What is expected:
Apart from the pictures, reproduce the data below exactly as it stands.

(App and web page records)
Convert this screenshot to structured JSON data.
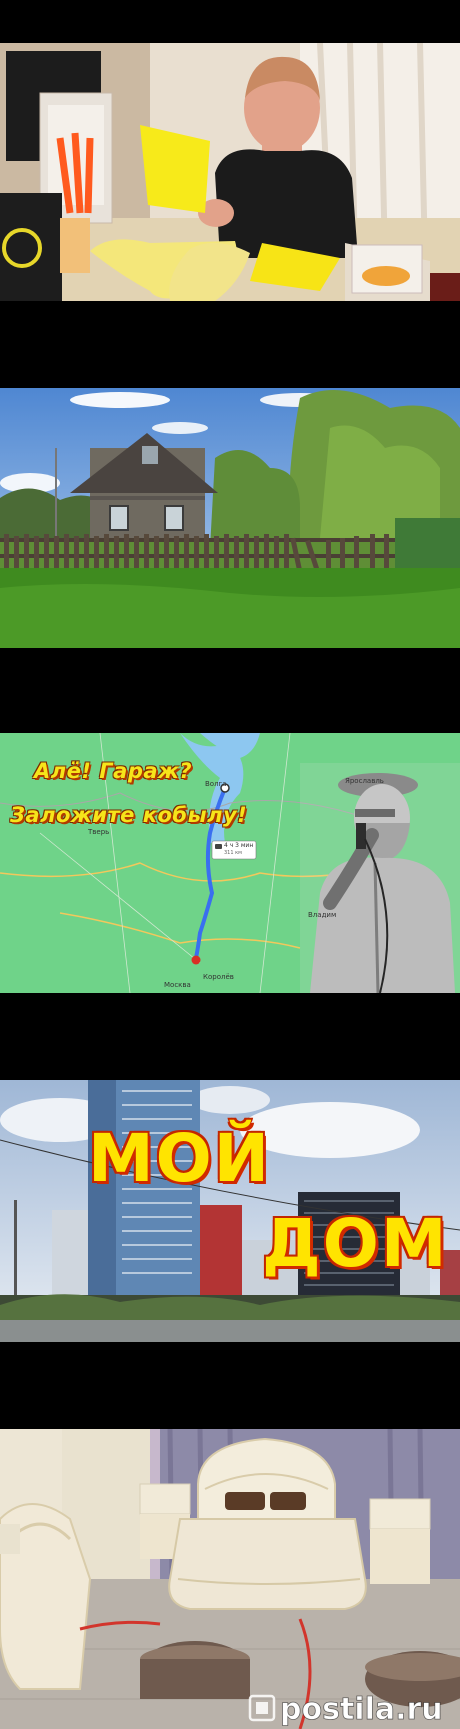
{
  "frames": [
    {
      "id": "kitchen-tv",
      "scene": "woman-with-cloths"
    },
    {
      "id": "village-house",
      "scene": "wooden-house"
    },
    {
      "id": "route-map",
      "scene": "map",
      "overlay_line1": "Алё! Гараж?",
      "overlay_line2": "Заложите кобылу!",
      "places": {
        "volga": "Волга",
        "yaroslavl": "Ярославль",
        "moscow": "Москва",
        "korolev": "Королёв",
        "tver": "Тверь",
        "vladimir": "Владим"
      },
      "route_time": "4 ч 3 мин",
      "route_dist": "311 км"
    },
    {
      "id": "city-buildings",
      "scene": "buildings",
      "title_word1": "МОЙ",
      "title_word2": "ДОМ"
    },
    {
      "id": "bedroom",
      "scene": "bedroom",
      "watermark": "postila.ru"
    }
  ],
  "colors": {
    "background": "#000000",
    "map_land": "#6fd389",
    "route": "#3a6ff0",
    "overlay_yellow": "#f6e51a",
    "title_yellow": "#ffe400"
  }
}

Reply:
Convert this screenshot to structured JSON data.
{
  "frames": [
    {
      "id": "kitchen-tv",
      "scene": "woman-with-cloths"
    },
    {
      "id": "village-house",
      "scene": "wooden-house"
    },
    {
      "id": "route-map",
      "scene": "map",
      "overlay_line1": "Алё! Гараж?",
      "overlay_line2": "Заложите кобылу!",
      "places": {
        "volga": "Волга",
        "yaroslavl": "Ярославль",
        "moscow": "Москва",
        "korolev": "Королёв",
        "tver": "Тверь",
        "vladimir": "Владим"
      },
      "route_time": "4 ч 3 мин",
      "route_dist": "311 км"
    },
    {
      "id": "city-buildings",
      "scene": "buildings",
      "title_word1": "МОЙ",
      "title_word2": "ДОМ"
    },
    {
      "id": "bedroom",
      "scene": "bedroom",
      "watermark": "postila.ru"
    }
  ],
  "colors": {
    "background": "#000000",
    "map_land": "#6fd389",
    "route": "#3a6ff0",
    "overlay_yellow": "#f6e51a",
    "title_yellow": "#ffe400"
  }
}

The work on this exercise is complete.